    IVF Cycles using Frozen Donor Eggs (via Donor Egg Bank USA)
     Fresh
    Clinical Pregnancy Rate49%
    *Through July 1, 2013

    Clinical pregnancy is defined as an ultrasound-confirmed pregnancy (fetal sac present).

    A comparison of clinic success rates may not be meaningful because patient medical characteristics, treatment approaches and entrance criteria for ART may vary from clinic to clinic.

    For more on Boston IVF's success rates, please click here to access the Society for Reproductive Technology's (SART) database.

    Tips on How to Increase your IVF Chances

    If you want to increase the success of an in vitro fertilization procedure, you need to have a superior IVF program. Bear in mind that there are some significant differences in each clinic’s success rate. As an illustration: take a look at the CDC website. What you’ll see are clinics that have IVF live birth rates that spanning from below 10 percent to more than 60 percent per egg retrieval procedure for under 35 years old and younger. Thus, you need to do some research before you undergo an IVF procedure.

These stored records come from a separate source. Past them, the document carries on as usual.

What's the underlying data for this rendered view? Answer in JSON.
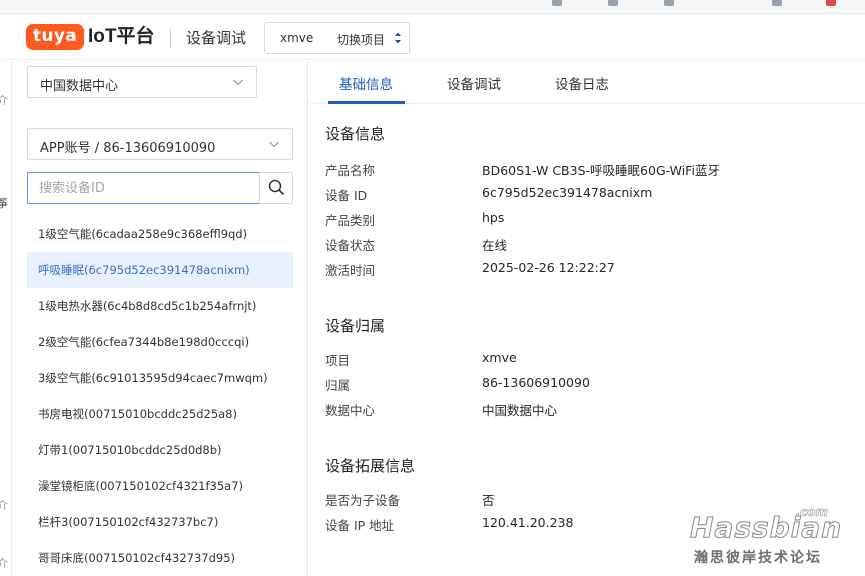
{
  "header": {
    "logo_text": "tuya",
    "platform": "IoT平台",
    "page_title": "设备调试",
    "project_name": "xmve",
    "switch_label": "切换项目",
    "brand_color": "#ff5a1f"
  },
  "left": {
    "datacenter": "中国数据中心",
    "account": "APP账号 / 86-13606910090",
    "search_placeholder": "搜索设备ID",
    "devices": [
      {
        "label": "1级空气能(6cadaa258e9c368effl9qd)"
      },
      {
        "label": "呼吸睡眠(6c795d52ec391478acnixm)"
      },
      {
        "label": "1级电热水器(6c4b8d8cd5c1b254afrnjt)"
      },
      {
        "label": "2级空气能(6cfea7344b8e198d0cccqi)"
      },
      {
        "label": "3级空气能(6c91013595d94caec7mwqm)"
      },
      {
        "label": "书房电视(00715010bcddc25d25a8)"
      },
      {
        "label": "灯带1(00715010bcddc25d0d8b)"
      },
      {
        "label": "澡堂镜柜底(007150102cf4321f35a7)"
      },
      {
        "label": "栏杆3(007150102cf432737bc7)"
      },
      {
        "label": "哥哥床底(007150102cf432737d95)"
      }
    ],
    "active_index": 1
  },
  "tabs": [
    "基础信息",
    "设备调试",
    "设备日志"
  ],
  "device_info": {
    "title": "设备信息",
    "rows": [
      {
        "k": "产品名称",
        "v": "BD60S1-W CB3S-呼吸睡眠60G-WiFi蓝牙"
      },
      {
        "k": "设备 ID",
        "v": "6c795d52ec391478acnixm"
      },
      {
        "k": "产品类别",
        "v": "hps"
      },
      {
        "k": "设备状态",
        "v": "在线"
      },
      {
        "k": "激活时间",
        "v": "2025-02-26 12:22:27"
      }
    ]
  },
  "ownership": {
    "title": "设备归属",
    "rows": [
      {
        "k": "项目",
        "v": "xmve"
      },
      {
        "k": "归属",
        "v": "86-13606910090"
      },
      {
        "k": "数据中心",
        "v": "中国数据中心"
      }
    ]
  },
  "extended": {
    "title": "设备拓展信息",
    "rows": [
      {
        "k": "是否为子设备",
        "v": "否"
      },
      {
        "k": "设备 IP 地址",
        "v": "120.41.20.238"
      }
    ]
  },
  "watermark": {
    "name": "Hassbian",
    "domain": ".com",
    "cn": "瀚思彼岸技术论坛"
  }
}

    Studies have recently revealed that acupuncture raises IVF success rates. Patients in our program have noticed positive results and share their success stories. There are fertility acupuncturists who focus on IVF help therefore ensure you select a proper, experienced doctor.

    Couples who are serious about undergoing an IVF process need to carefully take a look at and compare the various fertility centers to know each clinic's success rates. In the end, several of the doctors you end up choosing may have lesser success statistics while others have a better success rate.

    5 Additional Leading Elements Which Impact the Success Rates of an IVF Program

    • Average amount of embryos retrieved, their growth, and technique used
    • The skill and quality of the embryology staff and lab environment
    • The experience and skill of reproductive endocrinologist
    • The kinds of cases the IVF treatment program took on; The lifestyle of the patients. Some couples tend to have higher success due to egg quality and quantity, age of female, etc.
    • Does the clinic offer cutting-edge technology to retrieve high quality embryos? BostonIVF does.

    We believe we can come to a middle ground on the threat of failure with a high number of multiple pregnancies by transplanting fewer embryos which are of high-quality, pertaining to growth and fragmentation.

    • Women 35 year old and younger – one or two embryos with some exceptions
    • Women 35 to 38 – transfer of two embryos only
    • Women 39 to 40, transfer of two or three embryos with couples typically choosing three
    • Women more than 41 years of age, three or four embryos are transplanted

    All clinics track their IVF pregnancy and live birth rates and report the information yearly to the U.S. government. The government will release the information on the web through a CDC report including SART in a separate IVF success rate report.

    The pregnancy rates following the in vitro fertilization procedure are IVF success rates. There are a few ways to determine the rates. If you simply divide the quantity of promising results by the amount of performed procedures your result determines the rates. These IVF success rates can differ substantially when you consider the established end point and the methodology utilized.

    Live Birth Rate and Clinical Pregnancy Rate are the 2 Key Types of IVF Success Rates

    • Clinical Pregnancy Rate
    • Live Birth Rate

    Now, clinical pregnancy rate is typically used when the amount of live births is unobtainable. After all, a pregnancy takes 40 weeks to reach full-term and IVF centers seeking to have those pregnancy rates published prior to their patients get to the stage of full-term need to use the clinical pregnancy rate. At the time they are reported is the proper time the IVF pregnancy rates should be made public.

    In situations where the number of live births is unavailable clinical pregnancy rate is commonly used. Because live birth rates account for every pregnancy that’s been performed through IVF, it's no wonder couples seek this figure primarily.

    The CDC/SART publishes the IVF pregnancy rates each year. A drawback is the data is oftentimes outdated due to the fact a year is necessary to gather the rates so in some cases it may not be entirely accurate for that particular clinic.